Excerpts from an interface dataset
- - - - - - -

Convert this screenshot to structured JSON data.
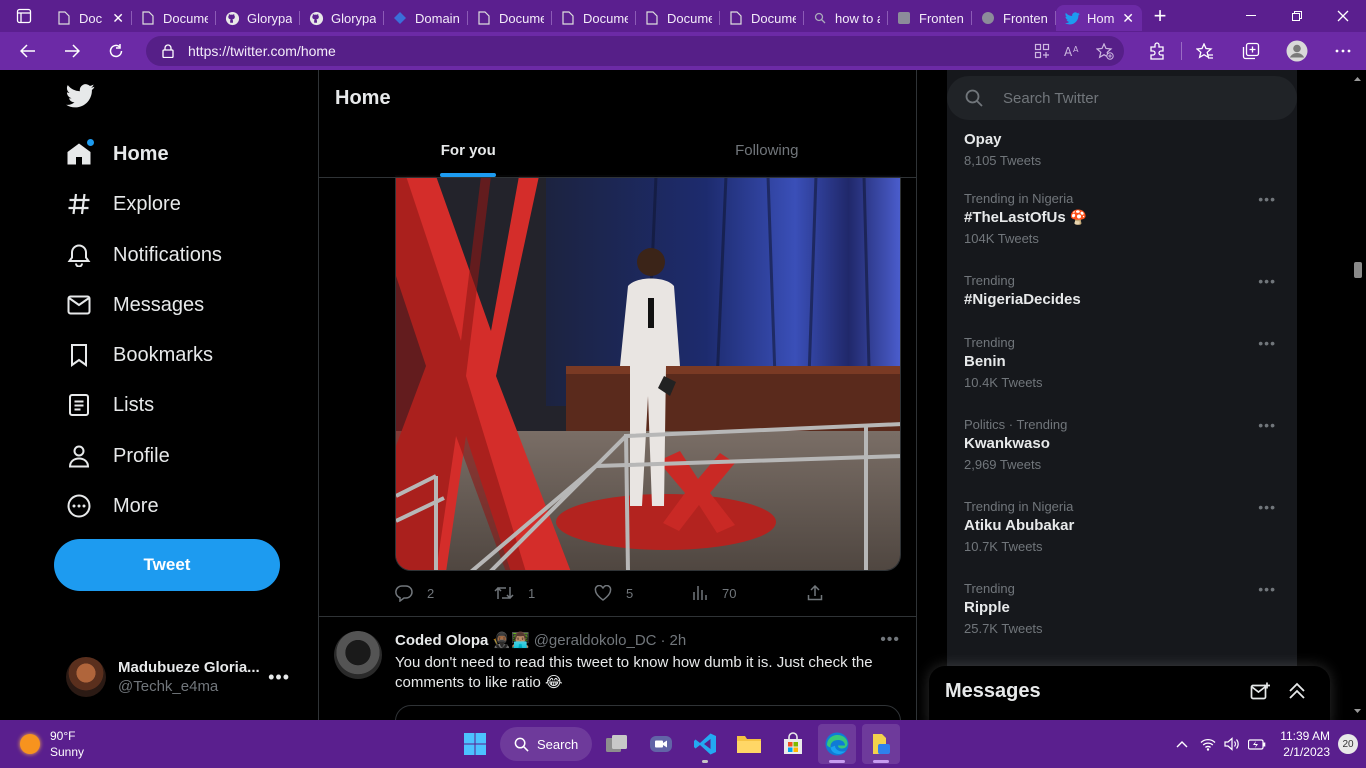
{
  "browser": {
    "tabs": [
      {
        "label": "Doc",
        "icon": "doc-icon"
      },
      {
        "label": "Documen",
        "icon": "doc-icon"
      },
      {
        "label": "Glorypau",
        "icon": "github-icon"
      },
      {
        "label": "Glorypau",
        "icon": "github-icon"
      },
      {
        "label": "Domain r",
        "icon": "domain-icon"
      },
      {
        "label": "Documen",
        "icon": "doc-icon"
      },
      {
        "label": "Documen",
        "icon": "doc-icon"
      },
      {
        "label": "Documen",
        "icon": "doc-icon"
      },
      {
        "label": "Documen",
        "icon": "doc-icon"
      },
      {
        "label": "how to a",
        "icon": "search-icon"
      },
      {
        "label": "Frontend",
        "icon": "frontend-icon"
      },
      {
        "label": "Frontend",
        "icon": "frontend-icon"
      },
      {
        "label": "Hom",
        "icon": "twitter-icon"
      }
    ],
    "url": "https://twitter.com/home",
    "accent": "#6c2aa6"
  },
  "sidebar": {
    "items": [
      {
        "label": "Home",
        "icon": "home-icon"
      },
      {
        "label": "Explore",
        "icon": "hashtag-icon"
      },
      {
        "label": "Notifications",
        "icon": "bell-icon"
      },
      {
        "label": "Messages",
        "icon": "mail-icon"
      },
      {
        "label": "Bookmarks",
        "icon": "bookmark-icon"
      },
      {
        "label": "Lists",
        "icon": "list-icon"
      },
      {
        "label": "Profile",
        "icon": "person-icon"
      },
      {
        "label": "More",
        "icon": "more-circle-icon"
      }
    ],
    "tweet_button": "Tweet",
    "account": {
      "name": "Madubueze Gloria...",
      "handle": "@Techk_e4ma"
    }
  },
  "main": {
    "title": "Home",
    "tabs": [
      "For you",
      "Following"
    ],
    "post1": {
      "replies": "2",
      "retweets": "1",
      "likes": "5",
      "views": "70"
    },
    "post2": {
      "name": "Coded Olopa",
      "emoji": "🥷🏾👨🏽‍💻",
      "handle": "@geraldokolo_DC",
      "sep": "·",
      "time": "2h",
      "text": "You don't need to read this tweet to know how dumb it is. Just check the comments to like ratio 😂"
    }
  },
  "right": {
    "search_placeholder": "Search Twitter",
    "trends": [
      {
        "meta": "",
        "name": "Opay",
        "count": "8,105 Tweets"
      },
      {
        "meta": "Trending in Nigeria",
        "name": "#TheLastOfUs",
        "count": "104K Tweets"
      },
      {
        "meta": "Trending",
        "name": "#NigeriaDecides",
        "count": ""
      },
      {
        "meta": "Trending",
        "name": "Benin",
        "count": "10.4K Tweets"
      },
      {
        "meta": "Politics · Trending",
        "name": "Kwankwaso",
        "count": "2,969 Tweets"
      },
      {
        "meta": "Trending in Nigeria",
        "name": "Atiku Abubakar",
        "count": "10.7K Tweets"
      },
      {
        "meta": "Trending",
        "name": "Ripple",
        "count": "25.7K Tweets"
      }
    ],
    "messages_title": "Messages"
  },
  "taskbar": {
    "weather_temp": "90°F",
    "weather_desc": "Sunny",
    "search_label": "Search",
    "time": "11:39 AM",
    "date": "2/1/2023",
    "notif_count": "20"
  },
  "colors": {
    "twitter_blue": "#1d9bf0",
    "taskbar": "#5a1f8e"
  }
}
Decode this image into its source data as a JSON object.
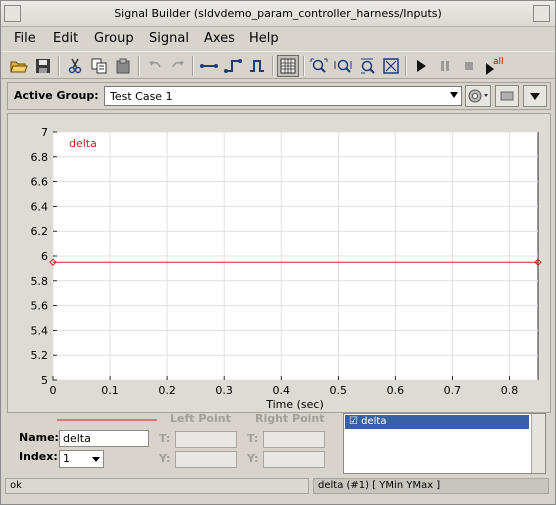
{
  "window": {
    "title": "Signal Builder (sldvdemo_param_controller_harness/Inputs)"
  },
  "menu": {
    "file": "File",
    "edit": "Edit",
    "group": "Group",
    "signal": "Signal",
    "axes": "Axes",
    "help": "Help"
  },
  "toolbar": {
    "icons": [
      "open-icon",
      "save-icon",
      "cut-icon",
      "copy-icon",
      "paste-icon",
      "undo-icon",
      "redo-icon",
      "constant-icon",
      "step-icon",
      "pulse-icon",
      "grid-icon",
      "zoom-xy-icon",
      "zoom-x-icon",
      "zoom-y-icon",
      "fit-icon",
      "start-icon",
      "pause-icon",
      "stop-icon",
      "run-all-icon"
    ],
    "run_all_label": "all"
  },
  "active_group": {
    "label": "Active Group:",
    "value": "Test Case 1"
  },
  "chart_data": {
    "type": "line",
    "series": [
      {
        "name": "delta",
        "x": [
          0,
          0.85
        ],
        "y": [
          5.95,
          5.95
        ],
        "color": "#d42020"
      }
    ],
    "xlabel": "Time (sec)",
    "xlim": [
      0,
      0.85
    ],
    "ylim": [
      5,
      7
    ],
    "xticks": [
      "0",
      "0.1",
      "0.2",
      "0.3",
      "0.4",
      "0.5",
      "0.6",
      "0.7",
      "0.8"
    ],
    "yticks": [
      "5",
      "5.2",
      "5.4",
      "5.6",
      "5.8",
      "6",
      "6.2",
      "6.4",
      "6.6",
      "6.8",
      "7"
    ],
    "grid": true
  },
  "points": {
    "name_label": "Name:",
    "name_value": "delta",
    "index_label": "Index:",
    "index_value": "1",
    "left_point": "Left Point",
    "right_point": "Right Point",
    "t_label": "T:",
    "y_label": "Y:"
  },
  "signal_list": {
    "items": [
      "delta"
    ]
  },
  "status": {
    "left": "ok",
    "right": "delta (#1)  [ YMin YMax ]"
  }
}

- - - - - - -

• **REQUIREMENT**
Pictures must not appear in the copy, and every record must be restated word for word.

• **OUTPUT OF THE EXERCISE**
Convert this screenshot to structured JSON data.
{
  "browser": {
    "tabs": [
      {
        "label": "Doc",
        "icon": "doc-icon"
      },
      {
        "label": "Documen",
        "icon": "doc-icon"
      },
      {
        "label": "Glorypau",
        "icon": "github-icon"
      },
      {
        "label": "Glorypau",
        "icon": "github-icon"
      },
      {
        "label": "Domain r",
        "icon": "domain-icon"
      },
      {
        "label": "Documen",
        "icon": "doc-icon"
      },
      {
        "label": "Documen",
        "icon": "doc-icon"
      },
      {
        "label": "Documen",
        "icon": "doc-icon"
      },
      {
        "label": "Documen",
        "icon": "doc-icon"
      },
      {
        "label": "how to a",
        "icon": "search-icon"
      },
      {
        "label": "Frontend",
        "icon": "frontend-icon"
      },
      {
        "label": "Frontend",
        "icon": "frontend-icon"
      },
      {
        "label": "Hom",
        "icon": "twitter-icon"
      }
    ],
    "url": "https://twitter.com/home",
    "accent": "#6c2aa6"
  },
  "sidebar": {
    "items": [
      {
        "label": "Home",
        "icon": "home-icon"
      },
      {
        "label": "Explore",
        "icon": "hashtag-icon"
      },
      {
        "label": "Notifications",
        "icon": "bell-icon"
      },
      {
        "label": "Messages",
        "icon": "mail-icon"
      },
      {
        "label": "Bookmarks",
        "icon": "bookmark-icon"
      },
      {
        "label": "Lists",
        "icon": "list-icon"
      },
      {
        "label": "Profile",
        "icon": "person-icon"
      },
      {
        "label": "More",
        "icon": "more-circle-icon"
      }
    ],
    "tweet_button": "Tweet",
    "account": {
      "name": "Madubueze Gloria...",
      "handle": "@Techk_e4ma"
    }
  },
  "main": {
    "title": "Home",
    "tabs": [
      "For you",
      "Following"
    ],
    "post1": {
      "replies": "2",
      "retweets": "1",
      "likes": "5",
      "views": "70"
    },
    "post2": {
      "name": "Coded Olopa",
      "emoji": "🥷🏾👨🏽‍💻",
      "handle": "@geraldokolo_DC",
      "sep": "·",
      "time": "2h",
      "text": "You don't need to read this tweet to know how dumb it is. Just check the comments to like ratio 😂"
    }
  },
  "right": {
    "search_placeholder": "Search Twitter",
    "trends": [
      {
        "meta": "",
        "name": "Opay",
        "count": "8,105 Tweets"
      },
      {
        "meta": "Trending in Nigeria",
        "name": "#TheLastOfUs",
        "count": "104K Tweets"
      },
      {
        "meta": "Trending",
        "name": "#NigeriaDecides",
        "count": ""
      },
      {
        "meta": "Trending",
        "name": "Benin",
        "count": "10.4K Tweets"
      },
      {
        "meta": "Politics · Trending",
        "name": "Kwankwaso",
        "count": "2,969 Tweets"
      },
      {
        "meta": "Trending in Nigeria",
        "name": "Atiku Abubakar",
        "count": "10.7K Tweets"
      },
      {
        "meta": "Trending",
        "name": "Ripple",
        "count": "25.7K Tweets"
      }
    ],
    "messages_title": "Messages"
  },
  "taskbar": {
    "weather_temp": "90°F",
    "weather_desc": "Sunny",
    "search_label": "Search",
    "time": "11:39 AM",
    "date": "2/1/2023",
    "notif_count": "20"
  },
  "colors": {
    "twitter_blue": "#1d9bf0",
    "taskbar": "#5a1f8e"
  }
}
Decode this image into its source data as a JSON object.
{
  "window": {
    "title": "Signal Builder (sldvdemo_param_controller_harness/Inputs)"
  },
  "menu": {
    "file": "File",
    "edit": "Edit",
    "group": "Group",
    "signal": "Signal",
    "axes": "Axes",
    "help": "Help"
  },
  "toolbar": {
    "icons": [
      "open-icon",
      "save-icon",
      "cut-icon",
      "copy-icon",
      "paste-icon",
      "undo-icon",
      "redo-icon",
      "constant-icon",
      "step-icon",
      "pulse-icon",
      "grid-icon",
      "zoom-xy-icon",
      "zoom-x-icon",
      "zoom-y-icon",
      "fit-icon",
      "start-icon",
      "pause-icon",
      "stop-icon",
      "run-all-icon"
    ],
    "run_all_label": "all"
  },
  "active_group": {
    "label": "Active Group:",
    "value": "Test Case 1"
  },
  "chart_data": {
    "type": "line",
    "series": [
      {
        "name": "delta",
        "x": [
          0,
          0.85
        ],
        "y": [
          5.95,
          5.95
        ],
        "color": "#d42020"
      }
    ],
    "xlabel": "Time (sec)",
    "xlim": [
      0,
      0.85
    ],
    "ylim": [
      5,
      7
    ],
    "xticks": [
      "0",
      "0.1",
      "0.2",
      "0.3",
      "0.4",
      "0.5",
      "0.6",
      "0.7",
      "0.8"
    ],
    "yticks": [
      "5",
      "5.2",
      "5.4",
      "5.6",
      "5.8",
      "6",
      "6.2",
      "6.4",
      "6.6",
      "6.8",
      "7"
    ],
    "grid": true
  },
  "points": {
    "name_label": "Name:",
    "name_value": "delta",
    "index_label": "Index:",
    "index_value": "1",
    "left_point": "Left Point",
    "right_point": "Right Point",
    "t_label": "T:",
    "y_label": "Y:"
  },
  "signal_list": {
    "items": [
      "delta"
    ]
  },
  "status": {
    "left": "ok",
    "right": "delta (#1)  [ YMin YMax ]"
  }
}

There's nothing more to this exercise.